Close in the heels of the REC tax-free bond issue comes HUDCO’s tax-free bonds. Only this time, thanks partly to higher 10-year gilts (which act as a reference rate), the coupon rates of HUDCO are marginally higher than that of REC. For instance, the 10-year rate is at 8.39% (for retail investors with less than Rs 10 lakh investment) for HUDCO as against 8.26% offered by REC.
The 15-year bonds come with an interest rate of 8.76% per annum while the 20-year tenure will pay 8.74% a year. Investors can go with the 10 or 15-yer bond, based on their capital requirements. Interest is paid out annually.
What are tax-free bonds
Tax-free bonds are non-convertible debentures on which the interest income does not suffer tax throughout the tenure of the bond.
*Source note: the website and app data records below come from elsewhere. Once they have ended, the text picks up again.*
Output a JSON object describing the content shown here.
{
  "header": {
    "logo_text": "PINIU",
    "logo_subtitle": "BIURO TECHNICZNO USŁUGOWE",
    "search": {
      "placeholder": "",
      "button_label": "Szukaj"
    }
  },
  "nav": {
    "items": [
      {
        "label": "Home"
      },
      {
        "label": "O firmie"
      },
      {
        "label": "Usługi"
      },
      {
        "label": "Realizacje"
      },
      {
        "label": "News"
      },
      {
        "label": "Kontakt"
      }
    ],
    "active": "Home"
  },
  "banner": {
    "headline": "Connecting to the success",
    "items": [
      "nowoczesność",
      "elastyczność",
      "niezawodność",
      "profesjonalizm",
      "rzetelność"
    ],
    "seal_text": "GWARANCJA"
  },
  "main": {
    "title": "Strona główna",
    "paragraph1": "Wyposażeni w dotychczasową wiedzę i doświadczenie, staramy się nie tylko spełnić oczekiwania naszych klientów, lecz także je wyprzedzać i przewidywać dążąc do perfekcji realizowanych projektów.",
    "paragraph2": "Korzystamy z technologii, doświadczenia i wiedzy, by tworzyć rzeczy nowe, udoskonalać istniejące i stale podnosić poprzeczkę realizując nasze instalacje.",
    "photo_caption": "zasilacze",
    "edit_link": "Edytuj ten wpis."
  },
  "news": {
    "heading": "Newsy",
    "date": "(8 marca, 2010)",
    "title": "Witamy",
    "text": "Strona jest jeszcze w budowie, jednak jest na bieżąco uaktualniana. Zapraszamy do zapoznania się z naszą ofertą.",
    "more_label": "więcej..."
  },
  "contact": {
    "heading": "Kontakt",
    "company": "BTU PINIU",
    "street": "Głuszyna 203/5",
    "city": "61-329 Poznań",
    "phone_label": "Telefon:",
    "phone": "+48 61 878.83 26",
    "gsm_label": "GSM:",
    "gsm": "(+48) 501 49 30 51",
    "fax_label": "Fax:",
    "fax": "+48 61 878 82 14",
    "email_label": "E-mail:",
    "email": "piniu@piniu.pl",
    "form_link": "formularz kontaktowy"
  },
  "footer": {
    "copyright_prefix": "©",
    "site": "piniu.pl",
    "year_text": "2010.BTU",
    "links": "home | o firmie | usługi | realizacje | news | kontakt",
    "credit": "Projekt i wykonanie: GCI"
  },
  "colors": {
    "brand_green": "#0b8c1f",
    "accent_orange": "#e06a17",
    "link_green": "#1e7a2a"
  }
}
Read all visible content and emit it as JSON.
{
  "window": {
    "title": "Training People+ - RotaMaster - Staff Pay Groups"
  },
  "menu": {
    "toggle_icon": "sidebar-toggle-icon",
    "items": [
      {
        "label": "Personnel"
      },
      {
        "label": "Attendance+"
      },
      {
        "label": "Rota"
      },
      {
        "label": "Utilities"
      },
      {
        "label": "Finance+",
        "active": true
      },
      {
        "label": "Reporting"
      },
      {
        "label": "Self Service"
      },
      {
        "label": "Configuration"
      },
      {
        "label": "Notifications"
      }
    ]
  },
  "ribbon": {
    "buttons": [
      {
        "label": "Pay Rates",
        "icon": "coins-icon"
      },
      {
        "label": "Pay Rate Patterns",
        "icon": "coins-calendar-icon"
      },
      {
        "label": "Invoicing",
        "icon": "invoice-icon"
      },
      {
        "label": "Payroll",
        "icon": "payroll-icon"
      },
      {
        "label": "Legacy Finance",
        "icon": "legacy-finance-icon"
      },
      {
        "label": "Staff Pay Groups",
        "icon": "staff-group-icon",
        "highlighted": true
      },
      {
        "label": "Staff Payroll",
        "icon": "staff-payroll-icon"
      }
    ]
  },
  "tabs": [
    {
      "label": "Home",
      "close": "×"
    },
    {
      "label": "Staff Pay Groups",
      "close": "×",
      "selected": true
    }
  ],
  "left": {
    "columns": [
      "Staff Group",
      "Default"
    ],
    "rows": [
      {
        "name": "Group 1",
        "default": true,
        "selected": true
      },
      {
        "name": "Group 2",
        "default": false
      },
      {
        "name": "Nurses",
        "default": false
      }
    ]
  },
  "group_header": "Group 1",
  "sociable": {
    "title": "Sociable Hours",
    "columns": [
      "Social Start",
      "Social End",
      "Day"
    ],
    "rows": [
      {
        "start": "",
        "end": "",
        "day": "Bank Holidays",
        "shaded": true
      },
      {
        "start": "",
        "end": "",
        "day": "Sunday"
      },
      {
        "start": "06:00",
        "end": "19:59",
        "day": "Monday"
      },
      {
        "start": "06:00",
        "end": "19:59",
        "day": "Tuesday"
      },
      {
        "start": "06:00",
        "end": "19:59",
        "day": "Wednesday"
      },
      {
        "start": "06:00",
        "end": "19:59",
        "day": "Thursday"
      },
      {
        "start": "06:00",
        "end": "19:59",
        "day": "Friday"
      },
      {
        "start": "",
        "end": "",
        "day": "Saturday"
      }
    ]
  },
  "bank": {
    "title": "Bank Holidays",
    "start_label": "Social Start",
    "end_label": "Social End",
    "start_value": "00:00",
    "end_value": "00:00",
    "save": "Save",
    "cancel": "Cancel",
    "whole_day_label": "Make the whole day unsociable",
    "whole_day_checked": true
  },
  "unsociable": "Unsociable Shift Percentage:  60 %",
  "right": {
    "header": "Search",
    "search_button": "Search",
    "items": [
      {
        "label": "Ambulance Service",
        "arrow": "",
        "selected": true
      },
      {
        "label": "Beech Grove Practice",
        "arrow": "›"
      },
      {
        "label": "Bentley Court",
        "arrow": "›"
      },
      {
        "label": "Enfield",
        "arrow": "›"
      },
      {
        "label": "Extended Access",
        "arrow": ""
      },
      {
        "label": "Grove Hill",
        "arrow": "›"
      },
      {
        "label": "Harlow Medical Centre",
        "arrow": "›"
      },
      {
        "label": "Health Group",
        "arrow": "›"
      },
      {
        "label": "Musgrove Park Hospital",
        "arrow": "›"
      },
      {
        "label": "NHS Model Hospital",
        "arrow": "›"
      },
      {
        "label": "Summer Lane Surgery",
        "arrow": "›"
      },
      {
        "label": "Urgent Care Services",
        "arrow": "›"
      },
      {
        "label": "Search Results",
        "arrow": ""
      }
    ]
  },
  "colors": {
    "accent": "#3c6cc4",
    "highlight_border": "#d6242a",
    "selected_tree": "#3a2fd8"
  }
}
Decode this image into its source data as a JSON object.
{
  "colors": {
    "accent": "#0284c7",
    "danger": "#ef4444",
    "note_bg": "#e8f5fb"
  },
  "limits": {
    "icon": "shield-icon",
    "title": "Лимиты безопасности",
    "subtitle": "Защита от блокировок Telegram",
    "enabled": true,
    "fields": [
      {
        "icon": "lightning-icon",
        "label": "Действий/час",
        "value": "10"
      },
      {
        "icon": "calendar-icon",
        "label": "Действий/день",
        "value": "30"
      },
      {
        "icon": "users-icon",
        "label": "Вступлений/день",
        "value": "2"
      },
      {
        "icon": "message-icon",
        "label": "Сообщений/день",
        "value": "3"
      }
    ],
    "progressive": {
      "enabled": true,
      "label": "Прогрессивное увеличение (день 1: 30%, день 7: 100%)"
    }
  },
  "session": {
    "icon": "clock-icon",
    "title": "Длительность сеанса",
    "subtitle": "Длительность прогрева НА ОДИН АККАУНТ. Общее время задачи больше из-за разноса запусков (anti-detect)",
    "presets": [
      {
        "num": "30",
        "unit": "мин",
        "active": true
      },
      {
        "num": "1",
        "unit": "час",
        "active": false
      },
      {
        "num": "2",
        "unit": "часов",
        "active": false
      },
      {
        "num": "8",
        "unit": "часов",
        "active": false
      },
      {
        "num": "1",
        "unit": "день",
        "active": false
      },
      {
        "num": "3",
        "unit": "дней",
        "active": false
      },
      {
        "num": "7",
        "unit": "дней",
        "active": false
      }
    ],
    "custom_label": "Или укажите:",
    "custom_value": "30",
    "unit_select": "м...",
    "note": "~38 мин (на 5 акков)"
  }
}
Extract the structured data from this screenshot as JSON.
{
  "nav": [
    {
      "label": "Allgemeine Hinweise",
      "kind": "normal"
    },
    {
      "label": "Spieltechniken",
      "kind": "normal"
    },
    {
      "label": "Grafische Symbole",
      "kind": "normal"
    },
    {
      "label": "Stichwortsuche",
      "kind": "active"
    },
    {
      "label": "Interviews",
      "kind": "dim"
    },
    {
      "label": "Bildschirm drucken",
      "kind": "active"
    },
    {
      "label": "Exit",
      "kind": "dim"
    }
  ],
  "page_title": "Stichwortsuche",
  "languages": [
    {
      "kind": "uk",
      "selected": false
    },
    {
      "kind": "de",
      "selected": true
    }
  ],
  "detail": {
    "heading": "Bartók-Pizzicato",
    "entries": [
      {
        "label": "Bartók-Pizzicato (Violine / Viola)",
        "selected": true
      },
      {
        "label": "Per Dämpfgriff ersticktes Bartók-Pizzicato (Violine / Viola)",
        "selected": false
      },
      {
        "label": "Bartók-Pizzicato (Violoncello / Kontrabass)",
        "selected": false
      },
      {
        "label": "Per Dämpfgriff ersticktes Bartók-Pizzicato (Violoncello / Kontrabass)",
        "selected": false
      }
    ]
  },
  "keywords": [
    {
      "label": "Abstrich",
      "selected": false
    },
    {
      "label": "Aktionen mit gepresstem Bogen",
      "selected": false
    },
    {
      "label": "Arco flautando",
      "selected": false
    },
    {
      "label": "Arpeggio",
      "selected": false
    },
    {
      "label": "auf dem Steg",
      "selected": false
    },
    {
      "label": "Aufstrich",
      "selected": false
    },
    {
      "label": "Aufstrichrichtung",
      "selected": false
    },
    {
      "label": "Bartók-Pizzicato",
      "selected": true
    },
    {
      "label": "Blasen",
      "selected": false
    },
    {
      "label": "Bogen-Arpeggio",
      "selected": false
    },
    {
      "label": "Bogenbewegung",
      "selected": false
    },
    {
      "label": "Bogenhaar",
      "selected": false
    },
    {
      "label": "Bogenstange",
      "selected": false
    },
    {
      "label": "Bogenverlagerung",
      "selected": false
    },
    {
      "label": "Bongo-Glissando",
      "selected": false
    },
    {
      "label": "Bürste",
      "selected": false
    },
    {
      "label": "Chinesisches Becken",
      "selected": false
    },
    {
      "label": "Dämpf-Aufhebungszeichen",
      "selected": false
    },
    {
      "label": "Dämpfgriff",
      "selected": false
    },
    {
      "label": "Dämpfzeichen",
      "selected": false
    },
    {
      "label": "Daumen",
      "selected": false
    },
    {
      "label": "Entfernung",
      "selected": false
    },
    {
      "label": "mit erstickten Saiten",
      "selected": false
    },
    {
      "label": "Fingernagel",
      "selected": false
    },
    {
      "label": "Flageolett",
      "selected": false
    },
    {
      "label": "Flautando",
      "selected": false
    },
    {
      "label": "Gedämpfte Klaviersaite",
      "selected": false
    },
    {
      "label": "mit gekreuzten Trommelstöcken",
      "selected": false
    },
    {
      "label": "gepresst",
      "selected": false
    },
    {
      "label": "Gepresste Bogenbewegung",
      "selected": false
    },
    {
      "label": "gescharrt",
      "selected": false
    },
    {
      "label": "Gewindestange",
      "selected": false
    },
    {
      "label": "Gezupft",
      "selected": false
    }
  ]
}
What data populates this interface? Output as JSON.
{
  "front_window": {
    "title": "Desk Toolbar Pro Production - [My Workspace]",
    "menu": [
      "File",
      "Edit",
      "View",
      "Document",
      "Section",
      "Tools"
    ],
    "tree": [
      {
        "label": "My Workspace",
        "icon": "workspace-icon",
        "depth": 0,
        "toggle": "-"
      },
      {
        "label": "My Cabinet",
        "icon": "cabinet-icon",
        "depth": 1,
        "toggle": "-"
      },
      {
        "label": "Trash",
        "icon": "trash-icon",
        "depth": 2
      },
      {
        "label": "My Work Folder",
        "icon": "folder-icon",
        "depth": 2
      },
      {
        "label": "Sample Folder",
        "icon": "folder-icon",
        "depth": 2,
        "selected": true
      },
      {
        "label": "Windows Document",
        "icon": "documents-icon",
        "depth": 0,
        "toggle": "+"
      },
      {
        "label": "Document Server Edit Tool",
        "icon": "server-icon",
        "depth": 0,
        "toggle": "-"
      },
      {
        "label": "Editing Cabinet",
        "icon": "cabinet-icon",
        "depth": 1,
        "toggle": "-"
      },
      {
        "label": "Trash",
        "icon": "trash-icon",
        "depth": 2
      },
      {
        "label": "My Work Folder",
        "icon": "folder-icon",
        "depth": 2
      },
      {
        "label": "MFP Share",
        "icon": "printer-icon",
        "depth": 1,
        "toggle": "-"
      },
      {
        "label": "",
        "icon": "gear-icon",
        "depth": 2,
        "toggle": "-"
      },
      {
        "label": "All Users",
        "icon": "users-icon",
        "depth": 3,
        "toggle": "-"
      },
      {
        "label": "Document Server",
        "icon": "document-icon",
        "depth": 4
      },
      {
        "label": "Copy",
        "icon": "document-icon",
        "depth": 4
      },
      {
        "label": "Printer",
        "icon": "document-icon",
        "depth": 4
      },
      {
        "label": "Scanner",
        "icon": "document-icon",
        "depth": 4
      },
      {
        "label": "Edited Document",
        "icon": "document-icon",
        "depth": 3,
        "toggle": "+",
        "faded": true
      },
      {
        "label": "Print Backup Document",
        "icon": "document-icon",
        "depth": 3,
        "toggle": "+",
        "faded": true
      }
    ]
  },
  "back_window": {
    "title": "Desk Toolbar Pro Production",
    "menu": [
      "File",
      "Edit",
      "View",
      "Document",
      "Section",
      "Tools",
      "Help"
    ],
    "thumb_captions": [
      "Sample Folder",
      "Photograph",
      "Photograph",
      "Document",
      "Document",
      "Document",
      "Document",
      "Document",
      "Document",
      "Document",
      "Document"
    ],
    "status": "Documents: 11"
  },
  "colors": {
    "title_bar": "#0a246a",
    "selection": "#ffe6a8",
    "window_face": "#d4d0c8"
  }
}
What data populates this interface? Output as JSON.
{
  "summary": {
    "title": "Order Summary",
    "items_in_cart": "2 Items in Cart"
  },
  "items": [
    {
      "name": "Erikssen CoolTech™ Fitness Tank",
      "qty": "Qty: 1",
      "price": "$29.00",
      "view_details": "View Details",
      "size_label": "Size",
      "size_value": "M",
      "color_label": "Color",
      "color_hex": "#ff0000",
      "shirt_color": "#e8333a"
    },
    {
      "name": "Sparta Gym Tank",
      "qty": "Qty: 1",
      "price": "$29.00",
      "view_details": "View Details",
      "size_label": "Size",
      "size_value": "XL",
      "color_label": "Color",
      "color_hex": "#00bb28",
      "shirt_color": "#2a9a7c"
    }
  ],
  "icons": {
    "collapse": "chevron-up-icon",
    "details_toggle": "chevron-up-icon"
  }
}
There is no tax benefit (such as 80C) on the principal. Most debt options, barring the PPF and EPF suffer tax on the interest component. Your FDs, post office schemes and corporate deposits are no exceptions.
The coupon rate of the tax-free bond is actually the post-tax return for you. This makes this class of bonds attractive for most tax payers.
Added to this, government security yields saw a sharp rise after the recent hike in interest rate by RBI. As a result, long-term bond yields are high, providing scope for you to lock into them using these bonds.
The table below also illustrates how the bonds score over fixed deposits for those in the 20% and 30% tax bracket at this juncture.
However, given that the liquidity in these instruments may not be high and you should know about yield movements before you decide to sell, the bonds are best suited for retail investors as a hold-till-maturity option.
HUDCO is a public financial institution under the Companies Act and also registered as a housing finance company under NHB. It is a 100% government of India undertaking that seeks to provide long-term financing for social housing and urban infrastructure development projects.
The current issue of HUDCO has an AA+ rating from Care Ratings. That is one notch below the top rating but still considered low risk and investment worthy. REC’s bonds enjoyed higher rating.
HUDCO’s rating is slightly lower as a result of high exposure to sectors such as power and real estate, which are considered vulnerable in the current situation. Nevertheless, that it is a government company having healthy capitalization levels and access to low-cost funding provides comfort.
Hence, the slightly lower rating need not act a deterrent. The company had net profits of Rs 700 crore as of March 31, 2013, on total income of Rs 2923 crore.